TASK ITEM
Write out the listing below in its entirety, minus the pictures, without changing a word.

◇ ◇ ◇ ◇

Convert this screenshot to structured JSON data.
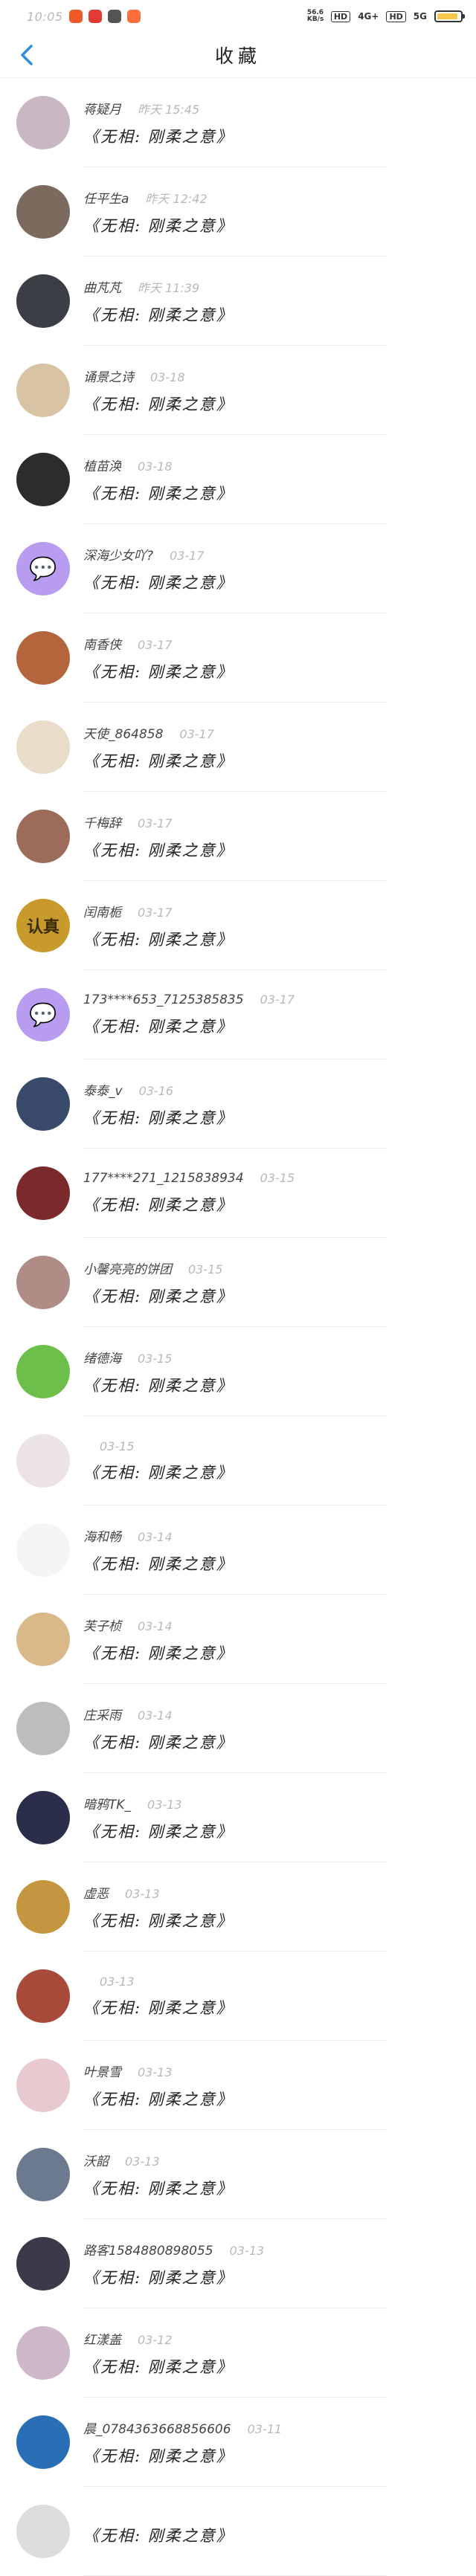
{
  "status": {
    "time": "10:05",
    "net_speed": "56.6 KB/s",
    "hd1": "HD",
    "signal1": "4G+",
    "hd2": "HD",
    "signal2": "5G",
    "battery_level": 0.9,
    "app_colors": [
      "#f05a28",
      "#e53935",
      "#555555",
      "#ff6f3c"
    ]
  },
  "header": {
    "title": "收藏",
    "back_icon": "chevron-left-icon",
    "accent": "#2f8de4"
  },
  "book_title": "《无相: 刚柔之意》",
  "items": [
    {
      "name": "蒋疑月",
      "time": "昨天 15:45",
      "color": "#c9b7c4",
      "glyph": ""
    },
    {
      "name": "任平生a",
      "time": "昨天 12:42",
      "color": "#7d6a5e",
      "glyph": ""
    },
    {
      "name": "曲芃芃",
      "time": "昨天 11:39",
      "color": "#3b3f45",
      "glyph": ""
    },
    {
      "name": "诵景之诗",
      "time": "03-18",
      "color": "#d8c3a5",
      "glyph": ""
    },
    {
      "name": "植苗涣",
      "time": "03-18",
      "color": "#2c2c2c",
      "glyph": ""
    },
    {
      "name": "深海少女吖?",
      "time": "03-17",
      "color": "#b89cf0",
      "glyph": "💬"
    },
    {
      "name": "南香侠",
      "time": "03-17",
      "color": "#b5653c",
      "glyph": ""
    },
    {
      "name": "天使_864858",
      "time": "03-17",
      "color": "#e9dcc8",
      "glyph": ""
    },
    {
      "name": "千梅辞",
      "time": "03-17",
      "color": "#9c6b5a",
      "glyph": ""
    },
    {
      "name": "闰南栀",
      "time": "03-17",
      "color": "#c79a2b",
      "glyph": "认真"
    },
    {
      "name": "173****653_7125385835",
      "time": "03-17",
      "color": "#b89cf0",
      "glyph": "💬"
    },
    {
      "name": "泰泰_v",
      "time": "03-16",
      "color": "#3a4a6b",
      "glyph": ""
    },
    {
      "name": "177****271_1215838934",
      "time": "03-15",
      "color": "#7a2a2a",
      "glyph": ""
    },
    {
      "name": "小馨亮亮的饼团",
      "time": "03-15",
      "color": "#b08c86",
      "glyph": ""
    },
    {
      "name": "绪德海",
      "time": "03-15",
      "color": "#6cbf4a",
      "glyph": ""
    },
    {
      "name": "",
      "time": "03-15",
      "color": "#ebe3e6",
      "glyph": ""
    },
    {
      "name": "海和畅",
      "time": "03-14",
      "color": "#f5f5f5",
      "glyph": ""
    },
    {
      "name": "芙子桢",
      "time": "03-14",
      "color": "#d9b98a",
      "glyph": ""
    },
    {
      "name": "庄采雨",
      "time": "03-14",
      "color": "#bdbdbd",
      "glyph": ""
    },
    {
      "name": "暗鸦TK_",
      "time": "03-13",
      "color": "#2a2e4a",
      "glyph": ""
    },
    {
      "name": "虚恶",
      "time": "03-13",
      "color": "#c4963f",
      "glyph": ""
    },
    {
      "name": "",
      "time": "03-13",
      "color": "#a84a3a",
      "glyph": ""
    },
    {
      "name": "叶景雪",
      "time": "03-13",
      "color": "#e8c9cf",
      "glyph": ""
    },
    {
      "name": "沃韶",
      "time": "03-13",
      "color": "#6b7a8f",
      "glyph": ""
    },
    {
      "name": "路客1584880898055",
      "time": "03-13",
      "color": "#3a3a4a",
      "glyph": ""
    },
    {
      "name": "红漾盖",
      "time": "03-12",
      "color": "#cdb7c8",
      "glyph": ""
    },
    {
      "name": "晨_0784363668856606",
      "time": "03-11",
      "color": "#2a6fb5",
      "glyph": ""
    },
    {
      "name": "",
      "time": "",
      "color": "#dddddd",
      "glyph": ""
    }
  ]
}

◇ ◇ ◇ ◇

EXERCISE SOLUTION
Convert this screenshot to structured JSON data.
{
  "status": {
    "time": "10:05",
    "net_speed": "56.6 KB/s",
    "hd1": "HD",
    "signal1": "4G+",
    "hd2": "HD",
    "signal2": "5G",
    "battery_level": 0.9,
    "app_colors": [
      "#f05a28",
      "#e53935",
      "#555555",
      "#ff6f3c"
    ]
  },
  "header": {
    "title": "收藏",
    "back_icon": "chevron-left-icon",
    "accent": "#2f8de4"
  },
  "book_title": "《无相: 刚柔之意》",
  "items": [
    {
      "name": "蒋疑月",
      "time": "昨天 15:45",
      "color": "#c9b7c4",
      "glyph": ""
    },
    {
      "name": "任平生a",
      "time": "昨天 12:42",
      "color": "#7d6a5e",
      "glyph": ""
    },
    {
      "name": "曲芃芃",
      "time": "昨天 11:39",
      "color": "#3b3f45",
      "glyph": ""
    },
    {
      "name": "诵景之诗",
      "time": "03-18",
      "color": "#d8c3a5",
      "glyph": ""
    },
    {
      "name": "植苗涣",
      "time": "03-18",
      "color": "#2c2c2c",
      "glyph": ""
    },
    {
      "name": "深海少女吖?",
      "time": "03-17",
      "color": "#b89cf0",
      "glyph": "💬"
    },
    {
      "name": "南香侠",
      "time": "03-17",
      "color": "#b5653c",
      "glyph": ""
    },
    {
      "name": "天使_864858",
      "time": "03-17",
      "color": "#e9dcc8",
      "glyph": ""
    },
    {
      "name": "千梅辞",
      "time": "03-17",
      "color": "#9c6b5a",
      "glyph": ""
    },
    {
      "name": "闰南栀",
      "time": "03-17",
      "color": "#c79a2b",
      "glyph": "认真"
    },
    {
      "name": "173****653_7125385835",
      "time": "03-17",
      "color": "#b89cf0",
      "glyph": "💬"
    },
    {
      "name": "泰泰_v",
      "time": "03-16",
      "color": "#3a4a6b",
      "glyph": ""
    },
    {
      "name": "177****271_1215838934",
      "time": "03-15",
      "color": "#7a2a2a",
      "glyph": ""
    },
    {
      "name": "小馨亮亮的饼团",
      "time": "03-15",
      "color": "#b08c86",
      "glyph": ""
    },
    {
      "name": "绪德海",
      "time": "03-15",
      "color": "#6cbf4a",
      "glyph": ""
    },
    {
      "name": "",
      "time": "03-15",
      "color": "#ebe3e6",
      "glyph": ""
    },
    {
      "name": "海和畅",
      "time": "03-14",
      "color": "#f5f5f5",
      "glyph": ""
    },
    {
      "name": "芙子桢",
      "time": "03-14",
      "color": "#d9b98a",
      "glyph": ""
    },
    {
      "name": "庄采雨",
      "time": "03-14",
      "color": "#bdbdbd",
      "glyph": ""
    },
    {
      "name": "暗鸦TK_",
      "time": "03-13",
      "color": "#2a2e4a",
      "glyph": ""
    },
    {
      "name": "虚恶",
      "time": "03-13",
      "color": "#c4963f",
      "glyph": ""
    },
    {
      "name": "",
      "time": "03-13",
      "color": "#a84a3a",
      "glyph": ""
    },
    {
      "name": "叶景雪",
      "time": "03-13",
      "color": "#e8c9cf",
      "glyph": ""
    },
    {
      "name": "沃韶",
      "time": "03-13",
      "color": "#6b7a8f",
      "glyph": ""
    },
    {
      "name": "路客1584880898055",
      "time": "03-13",
      "color": "#3a3a4a",
      "glyph": ""
    },
    {
      "name": "红漾盖",
      "time": "03-12",
      "color": "#cdb7c8",
      "glyph": ""
    },
    {
      "name": "晨_0784363668856606",
      "time": "03-11",
      "color": "#2a6fb5",
      "glyph": ""
    },
    {
      "name": "",
      "time": "",
      "color": "#dddddd",
      "glyph": ""
    }
  ]
}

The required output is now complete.